I’m not saying life in lockdown is dull. For if I did then I’m sure Fionnuala could find plenty of household chores to occupy my time. But the days do tend to drag. I had to ask this morning what day of the week it was. By necessity, we find ourselves staring out of our front window a lot at the street outside. This means what was normally banal and routine takes on a whole new significance.
I wouldn’t go as far to say we have turned into creepy, curtain twitching neighbours. Well, not yet anyway. But the daily arrival of the postman or grocery delivery van whips chez Black into a frenzy of excitement. The window cleaner returned last week after several months AWOL. It was akin to the Second Coming. I fear I may internally combust when I next see the man who cuts the hedges across the road. Or the council workers who water the hanging baskets.
Online shopping deliveries take the hysteria to a whole new level. Who has ordered what and when? We clamber over each other to get to the front door first. While, of course, maintaining social distancing as the bewildered courier leaves the package at the door, before beating a hasty retreat from the wide eyed, slavering horde on the other side of the glass. We then descend on the item, jostling to see who it is addressed to. Never a dull moment in our house.
Imagine my ecstatic reaction this morning then when I looked outside to the see the sight above. The council were marking the road signs at the entrance to our street. Yes, I was that odd man of a certain age taking photographs while not so discretely hanging out the window. No, I don’t have any shame left and am quite willing to write a 500 word blog post on the subject. There are no depths, no rock bottom as far as I’m concerned.

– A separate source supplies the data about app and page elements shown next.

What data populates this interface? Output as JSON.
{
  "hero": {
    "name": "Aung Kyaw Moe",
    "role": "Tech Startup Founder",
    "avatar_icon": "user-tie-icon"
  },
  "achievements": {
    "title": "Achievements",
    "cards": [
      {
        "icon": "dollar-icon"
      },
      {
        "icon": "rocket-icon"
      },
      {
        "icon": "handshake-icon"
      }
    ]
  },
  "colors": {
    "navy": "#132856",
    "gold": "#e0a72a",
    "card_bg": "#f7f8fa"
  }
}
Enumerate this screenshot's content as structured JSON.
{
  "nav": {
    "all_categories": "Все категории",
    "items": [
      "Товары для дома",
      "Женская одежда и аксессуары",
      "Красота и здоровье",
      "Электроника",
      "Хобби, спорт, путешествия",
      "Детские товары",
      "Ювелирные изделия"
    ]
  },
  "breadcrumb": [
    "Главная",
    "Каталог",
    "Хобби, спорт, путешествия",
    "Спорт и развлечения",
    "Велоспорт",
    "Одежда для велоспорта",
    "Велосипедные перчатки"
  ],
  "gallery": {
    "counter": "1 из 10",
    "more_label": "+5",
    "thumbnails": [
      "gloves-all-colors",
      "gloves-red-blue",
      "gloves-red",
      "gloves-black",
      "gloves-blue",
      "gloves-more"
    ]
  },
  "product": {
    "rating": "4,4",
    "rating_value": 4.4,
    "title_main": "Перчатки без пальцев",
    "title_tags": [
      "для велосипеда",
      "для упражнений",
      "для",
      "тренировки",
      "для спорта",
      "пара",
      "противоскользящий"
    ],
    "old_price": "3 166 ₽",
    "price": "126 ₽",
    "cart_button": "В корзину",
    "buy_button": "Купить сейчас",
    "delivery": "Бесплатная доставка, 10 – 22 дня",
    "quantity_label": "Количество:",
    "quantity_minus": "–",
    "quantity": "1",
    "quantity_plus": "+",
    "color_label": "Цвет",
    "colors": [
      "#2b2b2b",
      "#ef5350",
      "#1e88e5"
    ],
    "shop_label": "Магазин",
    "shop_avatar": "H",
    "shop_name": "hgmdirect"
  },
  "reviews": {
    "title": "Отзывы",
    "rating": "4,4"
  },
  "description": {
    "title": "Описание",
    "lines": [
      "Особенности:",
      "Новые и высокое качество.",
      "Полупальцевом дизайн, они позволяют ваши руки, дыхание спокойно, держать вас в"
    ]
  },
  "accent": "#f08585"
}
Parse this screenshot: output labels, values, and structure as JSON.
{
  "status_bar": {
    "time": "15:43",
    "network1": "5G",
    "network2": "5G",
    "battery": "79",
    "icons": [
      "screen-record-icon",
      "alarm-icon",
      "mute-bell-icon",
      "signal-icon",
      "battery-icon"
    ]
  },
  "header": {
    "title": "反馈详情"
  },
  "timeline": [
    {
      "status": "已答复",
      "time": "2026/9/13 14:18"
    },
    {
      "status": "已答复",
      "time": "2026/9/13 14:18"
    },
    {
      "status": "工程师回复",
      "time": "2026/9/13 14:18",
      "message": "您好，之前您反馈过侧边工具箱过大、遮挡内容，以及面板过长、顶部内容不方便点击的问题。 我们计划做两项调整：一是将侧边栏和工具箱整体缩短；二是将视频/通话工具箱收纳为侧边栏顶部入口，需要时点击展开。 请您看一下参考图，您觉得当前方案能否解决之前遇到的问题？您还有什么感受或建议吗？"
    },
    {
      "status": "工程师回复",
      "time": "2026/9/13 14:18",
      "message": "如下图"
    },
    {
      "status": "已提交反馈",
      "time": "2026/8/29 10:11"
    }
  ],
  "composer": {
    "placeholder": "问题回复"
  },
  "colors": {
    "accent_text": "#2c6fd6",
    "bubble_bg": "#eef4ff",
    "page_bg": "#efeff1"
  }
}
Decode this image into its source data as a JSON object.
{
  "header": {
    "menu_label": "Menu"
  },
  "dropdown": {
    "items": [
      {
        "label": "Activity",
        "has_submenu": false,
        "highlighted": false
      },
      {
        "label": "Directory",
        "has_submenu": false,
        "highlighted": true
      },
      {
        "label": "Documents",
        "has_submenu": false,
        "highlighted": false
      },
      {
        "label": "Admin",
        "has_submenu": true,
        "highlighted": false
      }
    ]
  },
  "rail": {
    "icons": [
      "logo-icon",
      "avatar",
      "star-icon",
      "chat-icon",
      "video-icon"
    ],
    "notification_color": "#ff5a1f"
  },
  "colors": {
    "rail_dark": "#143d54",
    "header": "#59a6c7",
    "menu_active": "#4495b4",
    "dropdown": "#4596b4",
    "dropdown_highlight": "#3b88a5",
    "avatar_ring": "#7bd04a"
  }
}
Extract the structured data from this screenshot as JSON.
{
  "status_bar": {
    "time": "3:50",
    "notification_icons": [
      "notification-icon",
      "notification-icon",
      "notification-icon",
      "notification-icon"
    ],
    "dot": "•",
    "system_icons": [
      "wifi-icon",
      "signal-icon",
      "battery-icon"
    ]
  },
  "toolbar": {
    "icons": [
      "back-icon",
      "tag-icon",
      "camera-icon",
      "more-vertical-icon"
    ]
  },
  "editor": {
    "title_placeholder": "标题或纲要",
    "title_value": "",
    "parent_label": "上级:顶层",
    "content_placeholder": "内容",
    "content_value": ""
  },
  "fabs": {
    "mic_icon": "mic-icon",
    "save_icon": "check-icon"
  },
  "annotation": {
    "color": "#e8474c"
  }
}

The council workers were thankfully blissfully ignorant of all this as they went about their business. Otherwise, I fear the next vehicle to have entered the street would have been the local constabulary, enquiring as to my recent bizarre behaviour. They painted the road then moved on, utterly unaware of the impact their presence had induced in at least one of the residents. For all I know this could have sparked an avalanche of creative writing in the village.
Hmmm. Road markings. We need them, don’t we? The signs that warn us when to stop, slow, give way. Without them, there would be a lot more collisions and mishaps when we are out and about. They guide us, inform us, keep us safe and out of harms way. We take them for granted, never give them a second thought, yet they save lives. It’s a boring, repetitive job to mark the roads, yet a vitally important one as well.
We adhere to them, for failure to do so can lead to injury to ourselves and others. Plus there’s the small matter of vehicle repairs, fines or even visits to court. It’s the law so the large majority of us tow the line. If only we had such road markings as we journey through life. Telling us what to do and what to avoid. Wouldn’t it make things a whole lot easier? The truth is most of us do but we tend to ignore them much of the time. Because we know best.
Be it a family member, a friend or a faith system, we all have access to signs and signals to guide our moral compass and keep us off the rocks. The sirens may entice and seduce us but the markings on our personal paths are there. All we need do is be aware of them. It’s mundane, it’s unspectacular but what’s the alternative? Do the simple things and do them well. Follow the rules laid out before you. Be you and live your life. Stay on the road you were born to walk.